▸ Given entries

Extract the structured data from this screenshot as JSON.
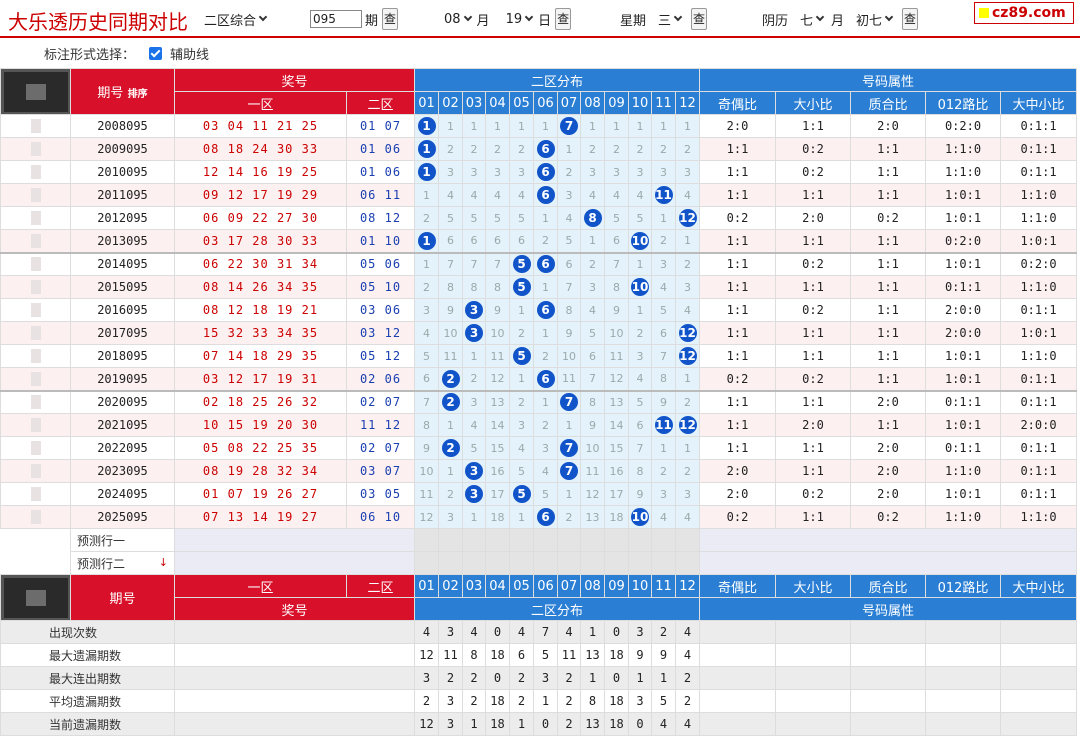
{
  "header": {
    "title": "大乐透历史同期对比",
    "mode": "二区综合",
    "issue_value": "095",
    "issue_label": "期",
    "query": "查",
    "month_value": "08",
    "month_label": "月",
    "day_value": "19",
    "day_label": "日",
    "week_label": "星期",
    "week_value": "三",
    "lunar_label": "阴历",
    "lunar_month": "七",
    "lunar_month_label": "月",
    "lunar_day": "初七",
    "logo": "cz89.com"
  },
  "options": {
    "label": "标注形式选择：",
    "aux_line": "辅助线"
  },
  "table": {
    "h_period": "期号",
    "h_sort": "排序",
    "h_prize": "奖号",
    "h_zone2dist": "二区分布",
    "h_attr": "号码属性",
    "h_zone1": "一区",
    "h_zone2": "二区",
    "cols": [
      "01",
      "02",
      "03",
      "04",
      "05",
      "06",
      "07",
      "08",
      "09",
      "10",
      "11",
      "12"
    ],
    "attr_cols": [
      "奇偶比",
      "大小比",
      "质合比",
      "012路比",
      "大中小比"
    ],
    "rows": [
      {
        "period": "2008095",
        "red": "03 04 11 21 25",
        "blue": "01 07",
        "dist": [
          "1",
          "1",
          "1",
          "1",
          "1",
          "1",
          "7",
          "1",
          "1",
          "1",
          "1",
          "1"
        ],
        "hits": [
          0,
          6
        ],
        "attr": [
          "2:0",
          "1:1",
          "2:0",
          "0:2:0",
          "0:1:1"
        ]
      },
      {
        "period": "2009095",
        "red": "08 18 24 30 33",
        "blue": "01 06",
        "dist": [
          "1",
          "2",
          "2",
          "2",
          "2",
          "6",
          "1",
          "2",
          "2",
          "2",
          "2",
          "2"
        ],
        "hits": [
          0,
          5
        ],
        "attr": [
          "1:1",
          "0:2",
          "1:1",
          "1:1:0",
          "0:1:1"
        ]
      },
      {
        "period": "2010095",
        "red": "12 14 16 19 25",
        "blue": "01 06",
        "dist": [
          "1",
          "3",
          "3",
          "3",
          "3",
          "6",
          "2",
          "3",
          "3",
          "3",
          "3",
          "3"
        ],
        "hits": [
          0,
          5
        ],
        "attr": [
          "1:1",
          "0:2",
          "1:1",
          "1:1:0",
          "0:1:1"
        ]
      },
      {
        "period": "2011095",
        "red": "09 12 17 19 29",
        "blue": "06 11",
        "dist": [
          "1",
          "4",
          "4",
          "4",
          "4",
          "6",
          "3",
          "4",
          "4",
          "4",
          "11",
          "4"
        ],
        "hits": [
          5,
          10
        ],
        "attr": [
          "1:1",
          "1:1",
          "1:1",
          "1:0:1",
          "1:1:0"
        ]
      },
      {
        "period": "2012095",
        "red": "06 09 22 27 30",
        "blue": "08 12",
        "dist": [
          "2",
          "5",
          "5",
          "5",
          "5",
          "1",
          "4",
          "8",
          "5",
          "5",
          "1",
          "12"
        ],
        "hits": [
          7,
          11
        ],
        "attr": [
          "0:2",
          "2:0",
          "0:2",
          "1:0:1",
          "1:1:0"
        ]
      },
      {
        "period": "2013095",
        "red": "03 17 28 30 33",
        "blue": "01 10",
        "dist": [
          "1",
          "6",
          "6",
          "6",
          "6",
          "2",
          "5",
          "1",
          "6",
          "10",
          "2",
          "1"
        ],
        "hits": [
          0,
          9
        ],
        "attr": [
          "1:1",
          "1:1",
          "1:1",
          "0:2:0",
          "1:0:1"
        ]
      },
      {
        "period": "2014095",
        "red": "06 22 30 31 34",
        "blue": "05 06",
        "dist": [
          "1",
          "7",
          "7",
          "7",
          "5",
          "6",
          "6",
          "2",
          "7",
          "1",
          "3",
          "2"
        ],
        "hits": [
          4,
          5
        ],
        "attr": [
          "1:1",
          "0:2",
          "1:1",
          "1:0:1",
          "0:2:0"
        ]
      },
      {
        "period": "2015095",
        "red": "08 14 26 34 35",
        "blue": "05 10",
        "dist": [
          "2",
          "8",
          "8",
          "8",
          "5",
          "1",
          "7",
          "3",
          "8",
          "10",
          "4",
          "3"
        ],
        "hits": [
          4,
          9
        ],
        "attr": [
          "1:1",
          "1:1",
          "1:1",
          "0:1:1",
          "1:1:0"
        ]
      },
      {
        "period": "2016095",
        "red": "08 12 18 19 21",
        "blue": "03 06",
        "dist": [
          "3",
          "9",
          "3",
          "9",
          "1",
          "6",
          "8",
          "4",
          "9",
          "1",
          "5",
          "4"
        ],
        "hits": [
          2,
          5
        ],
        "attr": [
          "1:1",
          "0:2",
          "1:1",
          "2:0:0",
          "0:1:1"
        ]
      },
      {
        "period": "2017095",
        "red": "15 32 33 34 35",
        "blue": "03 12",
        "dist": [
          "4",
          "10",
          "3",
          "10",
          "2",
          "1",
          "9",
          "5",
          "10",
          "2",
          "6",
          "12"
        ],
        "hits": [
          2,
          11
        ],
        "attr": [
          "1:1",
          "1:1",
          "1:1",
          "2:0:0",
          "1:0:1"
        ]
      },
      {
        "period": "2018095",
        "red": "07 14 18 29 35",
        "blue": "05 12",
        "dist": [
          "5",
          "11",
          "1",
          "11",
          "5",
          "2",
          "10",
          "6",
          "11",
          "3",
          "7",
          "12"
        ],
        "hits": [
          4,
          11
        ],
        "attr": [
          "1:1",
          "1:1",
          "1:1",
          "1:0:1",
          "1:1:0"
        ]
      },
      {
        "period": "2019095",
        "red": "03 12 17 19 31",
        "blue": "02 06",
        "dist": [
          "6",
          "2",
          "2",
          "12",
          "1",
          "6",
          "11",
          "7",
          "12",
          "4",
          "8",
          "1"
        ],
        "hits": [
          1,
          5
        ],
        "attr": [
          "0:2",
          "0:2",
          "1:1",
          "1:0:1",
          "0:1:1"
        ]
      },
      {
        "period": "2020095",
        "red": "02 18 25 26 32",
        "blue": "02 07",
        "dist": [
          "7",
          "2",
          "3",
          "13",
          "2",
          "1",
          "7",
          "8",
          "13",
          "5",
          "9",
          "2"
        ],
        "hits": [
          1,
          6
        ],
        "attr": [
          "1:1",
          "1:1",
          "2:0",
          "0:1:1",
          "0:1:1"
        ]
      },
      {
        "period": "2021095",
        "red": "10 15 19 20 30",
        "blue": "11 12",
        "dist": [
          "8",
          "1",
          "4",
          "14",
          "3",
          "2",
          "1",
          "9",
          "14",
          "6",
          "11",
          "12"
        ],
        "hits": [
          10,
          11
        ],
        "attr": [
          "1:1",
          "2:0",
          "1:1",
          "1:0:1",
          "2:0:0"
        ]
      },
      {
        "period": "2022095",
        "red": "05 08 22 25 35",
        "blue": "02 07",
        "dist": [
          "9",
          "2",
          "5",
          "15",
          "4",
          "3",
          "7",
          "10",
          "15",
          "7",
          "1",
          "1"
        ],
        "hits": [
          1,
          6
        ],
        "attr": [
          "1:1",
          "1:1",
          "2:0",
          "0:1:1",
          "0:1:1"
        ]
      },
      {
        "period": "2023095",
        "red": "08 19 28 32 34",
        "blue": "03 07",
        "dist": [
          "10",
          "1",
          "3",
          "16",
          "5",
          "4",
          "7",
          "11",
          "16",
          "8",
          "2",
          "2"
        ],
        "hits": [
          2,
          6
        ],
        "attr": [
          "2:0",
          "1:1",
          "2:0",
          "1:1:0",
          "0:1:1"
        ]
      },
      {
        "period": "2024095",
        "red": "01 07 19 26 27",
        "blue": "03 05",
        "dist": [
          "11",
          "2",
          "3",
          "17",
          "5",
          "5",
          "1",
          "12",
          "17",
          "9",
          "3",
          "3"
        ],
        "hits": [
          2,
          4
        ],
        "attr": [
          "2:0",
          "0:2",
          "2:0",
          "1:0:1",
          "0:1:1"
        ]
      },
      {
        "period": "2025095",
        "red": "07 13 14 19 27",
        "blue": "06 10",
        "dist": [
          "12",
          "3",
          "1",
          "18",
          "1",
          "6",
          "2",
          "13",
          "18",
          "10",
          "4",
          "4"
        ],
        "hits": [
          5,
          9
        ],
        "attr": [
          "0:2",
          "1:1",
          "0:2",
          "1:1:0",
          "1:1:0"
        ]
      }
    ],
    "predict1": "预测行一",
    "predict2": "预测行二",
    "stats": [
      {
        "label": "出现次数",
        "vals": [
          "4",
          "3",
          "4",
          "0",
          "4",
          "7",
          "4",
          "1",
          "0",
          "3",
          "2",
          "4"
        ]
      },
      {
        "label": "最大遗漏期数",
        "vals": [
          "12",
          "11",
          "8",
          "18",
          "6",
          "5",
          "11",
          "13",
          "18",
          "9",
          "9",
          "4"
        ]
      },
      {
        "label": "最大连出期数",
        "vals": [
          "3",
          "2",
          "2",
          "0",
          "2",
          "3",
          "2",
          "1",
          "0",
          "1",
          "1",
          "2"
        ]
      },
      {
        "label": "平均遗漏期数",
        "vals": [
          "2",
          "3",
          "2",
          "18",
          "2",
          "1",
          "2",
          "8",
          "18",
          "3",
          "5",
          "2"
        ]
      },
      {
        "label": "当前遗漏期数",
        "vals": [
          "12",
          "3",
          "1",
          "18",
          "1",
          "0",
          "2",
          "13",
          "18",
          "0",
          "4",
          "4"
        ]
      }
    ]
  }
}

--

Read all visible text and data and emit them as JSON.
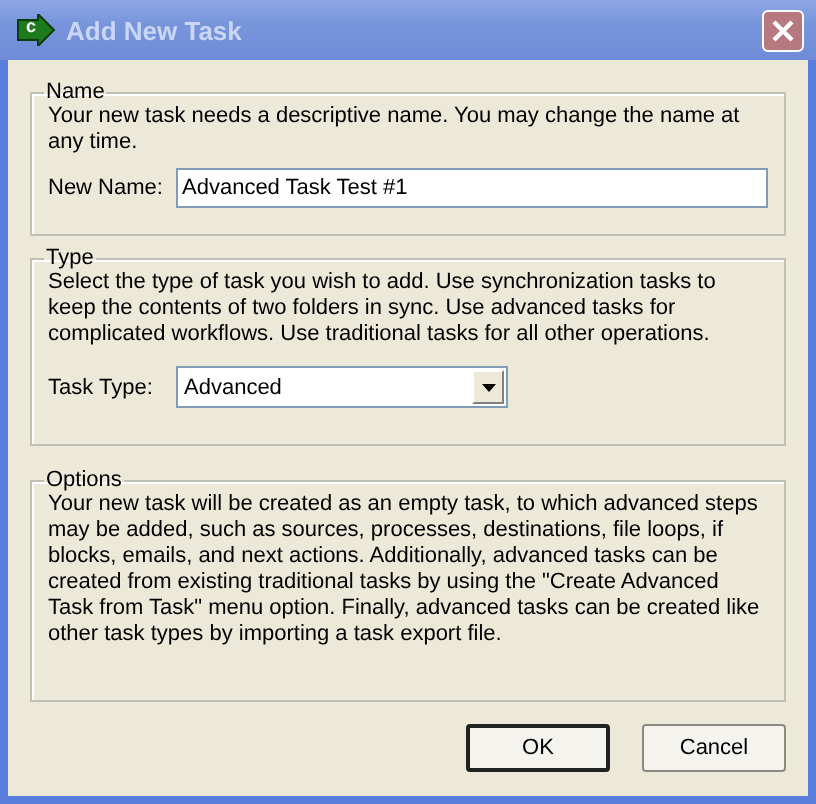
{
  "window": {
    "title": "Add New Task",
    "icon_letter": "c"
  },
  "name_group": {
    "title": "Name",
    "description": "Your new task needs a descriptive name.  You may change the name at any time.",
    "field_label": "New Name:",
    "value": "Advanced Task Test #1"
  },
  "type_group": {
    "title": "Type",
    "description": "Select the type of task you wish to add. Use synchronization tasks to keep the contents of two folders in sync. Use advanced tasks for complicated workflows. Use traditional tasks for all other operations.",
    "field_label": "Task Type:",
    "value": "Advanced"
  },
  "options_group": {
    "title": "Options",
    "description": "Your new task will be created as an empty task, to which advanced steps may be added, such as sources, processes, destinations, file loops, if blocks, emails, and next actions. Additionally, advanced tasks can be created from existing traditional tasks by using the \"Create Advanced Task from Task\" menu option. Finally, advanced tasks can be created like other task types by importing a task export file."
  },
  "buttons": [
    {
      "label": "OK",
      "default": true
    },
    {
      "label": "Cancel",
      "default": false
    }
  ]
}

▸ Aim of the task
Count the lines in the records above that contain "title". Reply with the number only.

▸ Answer to the exercise
5